Now it was Herod who had arrested John, chained him up and put him in prison because of Herodias, his brother Philip’s wife. For John had told him, ‘It is against the Law for you to have her.’ He had wanted to kill him but was afraid of the people, who regarded John as a prophet. Then, during the celebrations for Herod’s birthday, the daughter of Herodias danced before the company, and so delighted Herod that he promised on oath to give her anything she asked. Prompted by her mother she said, ‘Give me John the Baptist’s head, here, on a dish.’ The king was distressed but, thinking of the oaths he had sworn and of his guests, he ordered it to be given her, and sent and had John beheaded in the prison. The head was brought in on a dish and given to the girl who took it to her mother. John’s disciples came and took the body and buried it; then they went off to tell Jesus.
The king was distressed but, thinking of the oaths he had sworn and of his guests, he ordered it to be given her, and sent and had John beheaded in the prison.
How far would you go in order to keep your word? If you are running a business, being able to keep your word is a an expensive, intangible asset. Break your word, and you will lose people’s trust and your reputation. As Warren Buffett said, ‘If you lose money for the firm I will be understanding. If you lose reputation I will be ruthless.’ That’s how much one’s word means.

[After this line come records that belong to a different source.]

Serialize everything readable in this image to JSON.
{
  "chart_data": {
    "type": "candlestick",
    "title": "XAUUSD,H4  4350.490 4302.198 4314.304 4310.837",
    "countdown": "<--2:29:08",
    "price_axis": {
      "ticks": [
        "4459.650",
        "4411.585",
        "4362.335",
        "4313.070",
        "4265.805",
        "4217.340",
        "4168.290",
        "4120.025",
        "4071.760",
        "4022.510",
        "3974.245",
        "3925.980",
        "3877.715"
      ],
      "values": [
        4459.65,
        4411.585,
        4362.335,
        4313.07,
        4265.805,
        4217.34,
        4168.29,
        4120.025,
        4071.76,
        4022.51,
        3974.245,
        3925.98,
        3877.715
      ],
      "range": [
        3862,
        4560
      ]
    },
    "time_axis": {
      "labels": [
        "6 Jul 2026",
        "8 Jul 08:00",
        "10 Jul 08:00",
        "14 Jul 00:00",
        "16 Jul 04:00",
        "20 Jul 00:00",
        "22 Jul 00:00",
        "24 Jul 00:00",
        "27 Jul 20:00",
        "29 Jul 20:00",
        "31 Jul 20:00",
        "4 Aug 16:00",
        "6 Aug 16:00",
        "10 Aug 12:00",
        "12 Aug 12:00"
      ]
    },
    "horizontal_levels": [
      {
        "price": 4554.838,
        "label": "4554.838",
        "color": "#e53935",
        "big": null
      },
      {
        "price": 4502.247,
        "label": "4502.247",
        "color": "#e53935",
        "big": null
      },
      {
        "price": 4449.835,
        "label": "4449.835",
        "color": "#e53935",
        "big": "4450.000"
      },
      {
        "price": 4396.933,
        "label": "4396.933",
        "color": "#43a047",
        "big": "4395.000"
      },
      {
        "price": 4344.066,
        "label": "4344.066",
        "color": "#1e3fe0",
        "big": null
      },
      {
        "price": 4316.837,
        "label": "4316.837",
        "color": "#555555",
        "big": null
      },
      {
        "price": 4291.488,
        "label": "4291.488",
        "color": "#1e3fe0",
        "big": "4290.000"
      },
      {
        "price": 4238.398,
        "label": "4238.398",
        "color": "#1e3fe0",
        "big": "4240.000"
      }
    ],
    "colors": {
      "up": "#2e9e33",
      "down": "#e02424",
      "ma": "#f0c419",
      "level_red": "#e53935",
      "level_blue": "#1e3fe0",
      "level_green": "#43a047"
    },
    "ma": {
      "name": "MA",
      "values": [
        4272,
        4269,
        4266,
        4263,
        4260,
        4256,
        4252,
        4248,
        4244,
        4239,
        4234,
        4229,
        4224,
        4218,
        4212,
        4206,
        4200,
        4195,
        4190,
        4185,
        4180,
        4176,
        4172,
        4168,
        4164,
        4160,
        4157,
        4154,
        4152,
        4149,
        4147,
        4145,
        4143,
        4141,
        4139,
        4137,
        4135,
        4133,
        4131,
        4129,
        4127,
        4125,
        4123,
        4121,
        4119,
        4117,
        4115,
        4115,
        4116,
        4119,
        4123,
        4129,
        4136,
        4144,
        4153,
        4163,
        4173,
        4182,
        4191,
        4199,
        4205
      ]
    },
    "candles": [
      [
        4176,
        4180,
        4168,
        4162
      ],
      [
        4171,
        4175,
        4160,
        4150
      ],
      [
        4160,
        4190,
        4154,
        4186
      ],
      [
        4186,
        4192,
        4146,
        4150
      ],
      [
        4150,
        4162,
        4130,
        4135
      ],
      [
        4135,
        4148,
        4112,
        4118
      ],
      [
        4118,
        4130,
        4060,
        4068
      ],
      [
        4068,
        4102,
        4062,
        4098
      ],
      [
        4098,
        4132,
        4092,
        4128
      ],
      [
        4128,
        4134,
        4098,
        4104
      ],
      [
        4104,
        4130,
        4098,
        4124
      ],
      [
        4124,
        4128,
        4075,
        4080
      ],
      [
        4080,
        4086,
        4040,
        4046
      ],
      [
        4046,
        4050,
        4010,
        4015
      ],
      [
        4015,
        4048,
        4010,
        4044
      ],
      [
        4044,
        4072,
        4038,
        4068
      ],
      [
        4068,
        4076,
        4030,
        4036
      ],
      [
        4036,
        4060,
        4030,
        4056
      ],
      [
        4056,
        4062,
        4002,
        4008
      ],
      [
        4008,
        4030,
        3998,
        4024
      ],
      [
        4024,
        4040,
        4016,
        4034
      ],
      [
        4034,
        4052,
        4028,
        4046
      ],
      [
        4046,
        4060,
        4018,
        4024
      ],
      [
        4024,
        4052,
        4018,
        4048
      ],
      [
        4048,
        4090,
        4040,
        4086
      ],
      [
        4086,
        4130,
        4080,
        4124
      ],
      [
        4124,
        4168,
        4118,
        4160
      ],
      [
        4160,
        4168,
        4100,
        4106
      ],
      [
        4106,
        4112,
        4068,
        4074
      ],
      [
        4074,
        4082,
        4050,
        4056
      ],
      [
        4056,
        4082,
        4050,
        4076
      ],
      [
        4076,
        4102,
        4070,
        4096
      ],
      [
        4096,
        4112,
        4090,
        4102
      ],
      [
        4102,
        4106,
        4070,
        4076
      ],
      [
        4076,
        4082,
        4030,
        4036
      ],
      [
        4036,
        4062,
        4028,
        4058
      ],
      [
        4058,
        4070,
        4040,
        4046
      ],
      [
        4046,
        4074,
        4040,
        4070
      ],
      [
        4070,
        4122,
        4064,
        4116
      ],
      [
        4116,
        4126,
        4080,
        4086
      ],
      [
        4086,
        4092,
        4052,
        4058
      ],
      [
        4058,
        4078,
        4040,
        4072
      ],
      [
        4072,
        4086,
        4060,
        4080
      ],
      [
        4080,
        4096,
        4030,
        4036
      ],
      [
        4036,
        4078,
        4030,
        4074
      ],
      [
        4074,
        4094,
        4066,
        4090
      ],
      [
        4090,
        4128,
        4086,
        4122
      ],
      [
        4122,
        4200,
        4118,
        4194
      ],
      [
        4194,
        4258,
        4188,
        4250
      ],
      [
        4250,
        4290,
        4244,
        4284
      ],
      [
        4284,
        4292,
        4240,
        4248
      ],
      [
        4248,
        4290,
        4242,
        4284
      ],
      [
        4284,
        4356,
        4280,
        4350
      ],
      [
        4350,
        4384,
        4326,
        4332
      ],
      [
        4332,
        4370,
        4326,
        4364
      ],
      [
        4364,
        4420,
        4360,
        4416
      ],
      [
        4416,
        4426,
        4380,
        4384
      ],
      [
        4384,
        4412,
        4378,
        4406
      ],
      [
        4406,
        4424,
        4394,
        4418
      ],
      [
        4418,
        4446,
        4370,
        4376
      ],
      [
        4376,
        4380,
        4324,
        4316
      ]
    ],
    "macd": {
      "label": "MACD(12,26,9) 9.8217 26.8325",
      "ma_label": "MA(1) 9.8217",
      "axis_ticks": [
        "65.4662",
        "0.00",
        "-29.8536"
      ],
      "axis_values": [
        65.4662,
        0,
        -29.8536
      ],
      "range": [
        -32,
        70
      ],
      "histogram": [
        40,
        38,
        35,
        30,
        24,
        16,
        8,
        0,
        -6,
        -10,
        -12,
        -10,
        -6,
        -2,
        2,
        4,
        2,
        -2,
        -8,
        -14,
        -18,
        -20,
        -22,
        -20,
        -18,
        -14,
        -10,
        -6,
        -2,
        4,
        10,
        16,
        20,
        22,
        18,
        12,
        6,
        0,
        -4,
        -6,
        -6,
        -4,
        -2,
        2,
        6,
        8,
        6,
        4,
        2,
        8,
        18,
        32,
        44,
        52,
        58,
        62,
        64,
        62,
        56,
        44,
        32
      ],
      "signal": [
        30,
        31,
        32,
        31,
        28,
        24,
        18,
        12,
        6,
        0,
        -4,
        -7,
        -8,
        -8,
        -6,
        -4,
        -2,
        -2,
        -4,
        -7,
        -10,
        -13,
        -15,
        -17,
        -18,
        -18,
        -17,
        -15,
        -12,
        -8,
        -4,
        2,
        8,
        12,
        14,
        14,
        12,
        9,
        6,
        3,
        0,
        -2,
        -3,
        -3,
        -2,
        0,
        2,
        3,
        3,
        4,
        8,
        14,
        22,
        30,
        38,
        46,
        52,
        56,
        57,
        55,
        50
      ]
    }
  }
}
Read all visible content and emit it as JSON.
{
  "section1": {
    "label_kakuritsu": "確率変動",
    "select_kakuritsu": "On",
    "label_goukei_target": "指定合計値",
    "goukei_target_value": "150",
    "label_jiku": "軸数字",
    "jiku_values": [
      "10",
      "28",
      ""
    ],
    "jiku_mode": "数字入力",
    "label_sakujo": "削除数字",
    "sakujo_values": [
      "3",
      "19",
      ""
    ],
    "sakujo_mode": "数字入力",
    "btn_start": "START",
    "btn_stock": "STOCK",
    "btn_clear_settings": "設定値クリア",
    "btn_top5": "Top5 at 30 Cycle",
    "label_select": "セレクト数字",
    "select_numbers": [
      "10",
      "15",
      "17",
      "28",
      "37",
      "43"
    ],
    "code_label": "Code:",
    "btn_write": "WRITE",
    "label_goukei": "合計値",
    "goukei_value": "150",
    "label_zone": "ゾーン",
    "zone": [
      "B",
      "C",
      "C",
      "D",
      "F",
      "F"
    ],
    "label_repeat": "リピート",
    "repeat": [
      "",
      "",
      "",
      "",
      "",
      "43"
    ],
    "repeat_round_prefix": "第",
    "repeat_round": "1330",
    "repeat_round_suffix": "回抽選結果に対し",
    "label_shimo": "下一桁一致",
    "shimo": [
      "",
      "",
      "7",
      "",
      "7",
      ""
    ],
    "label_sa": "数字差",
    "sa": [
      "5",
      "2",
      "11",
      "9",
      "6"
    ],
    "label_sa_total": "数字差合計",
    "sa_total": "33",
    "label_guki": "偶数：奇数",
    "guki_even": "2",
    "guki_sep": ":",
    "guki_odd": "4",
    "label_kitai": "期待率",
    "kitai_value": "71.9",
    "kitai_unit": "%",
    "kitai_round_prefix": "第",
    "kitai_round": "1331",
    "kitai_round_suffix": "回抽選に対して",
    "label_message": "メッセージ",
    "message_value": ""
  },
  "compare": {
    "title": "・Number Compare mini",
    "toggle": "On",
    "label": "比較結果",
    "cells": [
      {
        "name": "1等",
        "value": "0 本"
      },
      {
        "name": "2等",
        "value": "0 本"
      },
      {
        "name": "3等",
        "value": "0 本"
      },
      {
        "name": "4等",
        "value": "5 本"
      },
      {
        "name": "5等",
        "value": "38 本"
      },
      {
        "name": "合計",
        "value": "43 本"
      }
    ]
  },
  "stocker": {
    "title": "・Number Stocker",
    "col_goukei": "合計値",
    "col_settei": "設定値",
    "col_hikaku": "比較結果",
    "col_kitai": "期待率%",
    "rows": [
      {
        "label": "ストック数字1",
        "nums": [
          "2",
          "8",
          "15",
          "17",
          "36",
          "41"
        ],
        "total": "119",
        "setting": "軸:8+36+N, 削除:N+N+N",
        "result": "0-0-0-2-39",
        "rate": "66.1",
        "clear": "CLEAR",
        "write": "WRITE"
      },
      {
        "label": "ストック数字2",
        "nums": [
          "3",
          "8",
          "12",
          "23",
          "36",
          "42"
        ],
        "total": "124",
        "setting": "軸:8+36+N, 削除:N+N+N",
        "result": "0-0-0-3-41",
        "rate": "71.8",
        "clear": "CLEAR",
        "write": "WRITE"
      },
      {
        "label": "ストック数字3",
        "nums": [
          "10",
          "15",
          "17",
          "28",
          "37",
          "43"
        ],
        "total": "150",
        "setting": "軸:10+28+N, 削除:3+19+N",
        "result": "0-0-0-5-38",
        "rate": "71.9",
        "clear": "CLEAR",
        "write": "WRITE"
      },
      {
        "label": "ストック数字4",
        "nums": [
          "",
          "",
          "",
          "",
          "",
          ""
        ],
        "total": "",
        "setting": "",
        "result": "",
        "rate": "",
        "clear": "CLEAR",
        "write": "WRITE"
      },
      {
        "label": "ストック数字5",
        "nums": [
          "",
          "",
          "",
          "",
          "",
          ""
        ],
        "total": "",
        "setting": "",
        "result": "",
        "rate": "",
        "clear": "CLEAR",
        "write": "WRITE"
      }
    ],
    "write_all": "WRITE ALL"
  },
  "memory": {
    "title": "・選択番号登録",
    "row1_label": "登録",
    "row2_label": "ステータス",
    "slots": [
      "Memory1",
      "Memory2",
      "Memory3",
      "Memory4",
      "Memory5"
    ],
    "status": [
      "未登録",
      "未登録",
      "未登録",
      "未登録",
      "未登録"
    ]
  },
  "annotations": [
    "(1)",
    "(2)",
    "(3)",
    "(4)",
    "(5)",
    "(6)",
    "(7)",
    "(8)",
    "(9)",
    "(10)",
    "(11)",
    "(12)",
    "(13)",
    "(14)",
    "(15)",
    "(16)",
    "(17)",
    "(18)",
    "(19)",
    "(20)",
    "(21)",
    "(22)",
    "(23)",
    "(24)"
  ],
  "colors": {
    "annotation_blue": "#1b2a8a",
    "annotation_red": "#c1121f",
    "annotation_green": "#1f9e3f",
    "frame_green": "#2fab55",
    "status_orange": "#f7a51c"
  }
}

We see the same thing with the king in today’s Gospel reading. He had given a blank cheque and even when the price proved too great, he chose to honor the his commitment in order not to be labeled as untrustworthy; he had John the Baptist beheaded. He went so far to do something he does not believe must be done in order to preserve his reputation. The moral of the story? Don’t give a blank cheque.
I would like to propose that there is another moral of the story. That is when choosing between saving our faces and obeying God, let us choose the latter. It’s a tough call. That’s why to remind us that it is possible to accept humiliation in order to glorify God, we have the Crucifix. The Crucifixion is the most humiliating punishment during Jesus’ time, yet he allowed himself to be humiliated, so God could be glorified.
According to stories, soon-to-be-saint Blessed Mother Theresa was spat on by a baker when she was begging for bread for a child. She accepted it and persevered asking for bread. My personal struggle would pale in comparison to hers, I merely struggled to pray before meals in public, give an appropriate bow as I pass by the Blessed Sacrament, or even to stick to my fasting. At those times, I didn’t want to ruin my reputation of being modern. Most of us will not have to choose between life and death; but our little actions or struggles to glorify God, by doing what is embarrassing by the world’s standards, will make God smile.
Let us make God smile today.
(Today’s OXYGEN by Stephanie Villa)
Prayer: Lord, help me live my life to praise you.
Thanksgiving: Thank you, Lord, for allowing us to receive human honor, because you have provided us with something we can offer you for your glory.